In a series between two evenly matched teams, though, is it better to have the superior offense or defense? In the past 20 years, there have been 98 playoff series in which the two teams were within 2.0 in SRS (margin of victory, adjusted for strength of schedule) and one team had a better adjusted offensive rating while the other had a better adjusted defensive rating. Those series have been nearly evenly split, with the better defensive team going 50-48.
The Lakers or Nets would be a historically weak NBA champion on one side of the ball, but no evidence indicates that defense is the more important of the two. Of the last 40 NBA champions, 18 have been Top 3 offensive teams and 18 have been Top 3 defensive teams.
3. Teams Shoot More Threes
As the saying goes, “Live by the three; die by the three.” It seems teams are willing to take their chances. Players shoot more threes come playoff time, a trend that has remarkably held true in just about every single season since the three-point line was instituted in 1980.
The increase in threes is likely a result of defenses better protecting the valuable area around the rim. Indeed, since 2014, the median paint touches per game on offense has declined by 7% from the regular season to the postseason.

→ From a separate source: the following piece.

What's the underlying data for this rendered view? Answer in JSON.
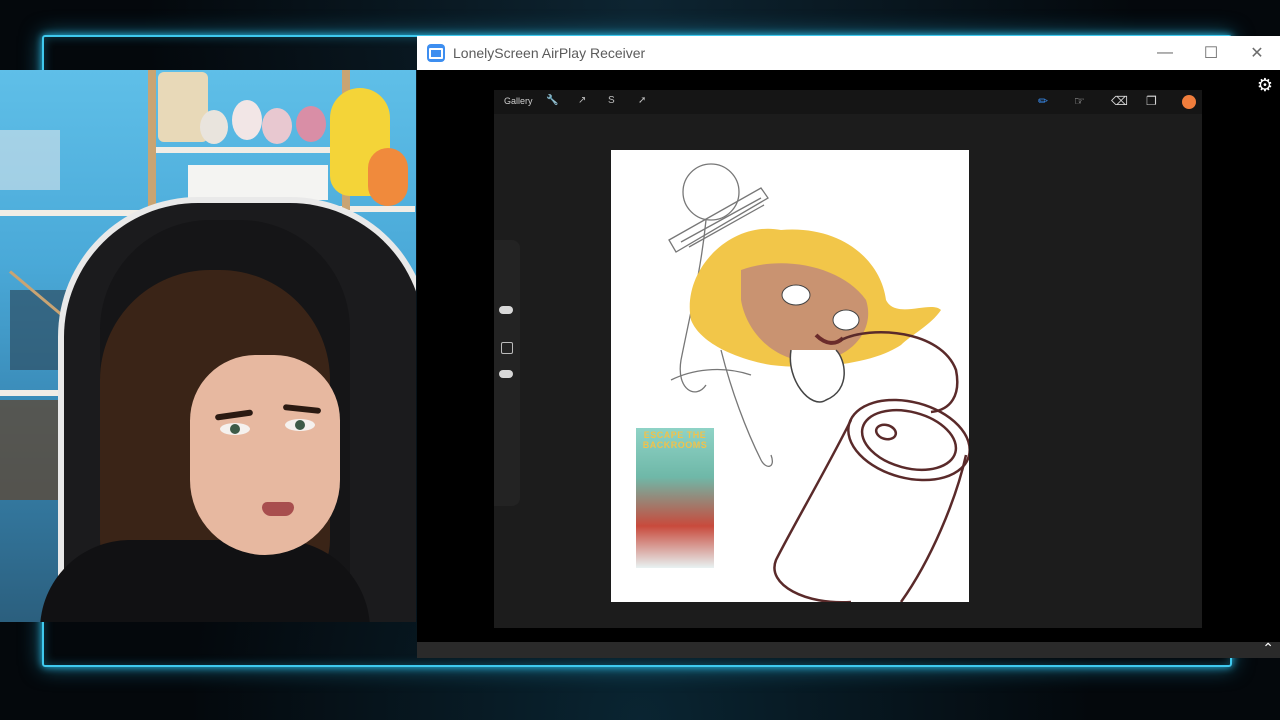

This past weekend, though, teams were cold from beyond the arc, shooting just 33% after a season in which the league set records in both volume and percentage from three. Perhaps it was just playoff nerves at play, but another possible explanation is the visual and auditory distraction of crowds. Nine teams this regular season allowed no fans at all this year, and no team’s average home attendance exceeded 4,000. In stark contrast, five of the eight games over the weekend were attended by at least 10,000 spectators.
4. Teams Rely More on Isolation
Last year, only two of the league’s 30 teams ran at least 10 isolations per game in the regular season. In the playoffs, that number rose to eight out of 16. When defenses are more prepared and play with more vigor, offenses move the ball less and become more reliant on stars to generate their own offense.
This trend could benefit the Nets. There are few players who frequently shoulder the burden of creating their own shot while also doing so efficiently. James Harden, Kyrie Irving and Kevin Durant are three of just 11 players in the NBA who averaged at least 2.5 isolations per game and produced at least 1.05 points per isolation.
That trio combined for a whopping 40 isolation possessions in Saturday’s Game 1 against the Boston Celtics, a sign that the Nets are all-in on this approach of letting their superstars run the show. They managed 41 points on those plays—respectable relative to league average but slightly below their elite regular season rate.
5. The Pace Slows Down
Historically, teams get about three fewer offensive possessions per 48 minutes in the playoffs than in the regular season. It’s a small difference, but teams are more diligent about hustling back on defense when the stakes are higher. That slight decrease in fastbreak opportunities forces playoff teams to rely a tad more on their half-court sets than in the regular season.
Per Second Spectrum, no team got out in transition more this season than the Milwaukee Bucks, who have been one of the two fastest teams in the NBA in each of their three seasons under coach Mike Budenholzer. Back-to-back premature postseason exits, though, raised concerns about their half-court offense in crunch time.
On Saturday, the Bucks scored only 13 points in transition, down from their regular season average of 24.5. Thanks to an overtime, game-winning dagger from Khris Middleton, though, Milwaukee was able to distract critics from its stagnant offense and Giannis Antetokounmpo’s 10-for-27 afternoon from the field.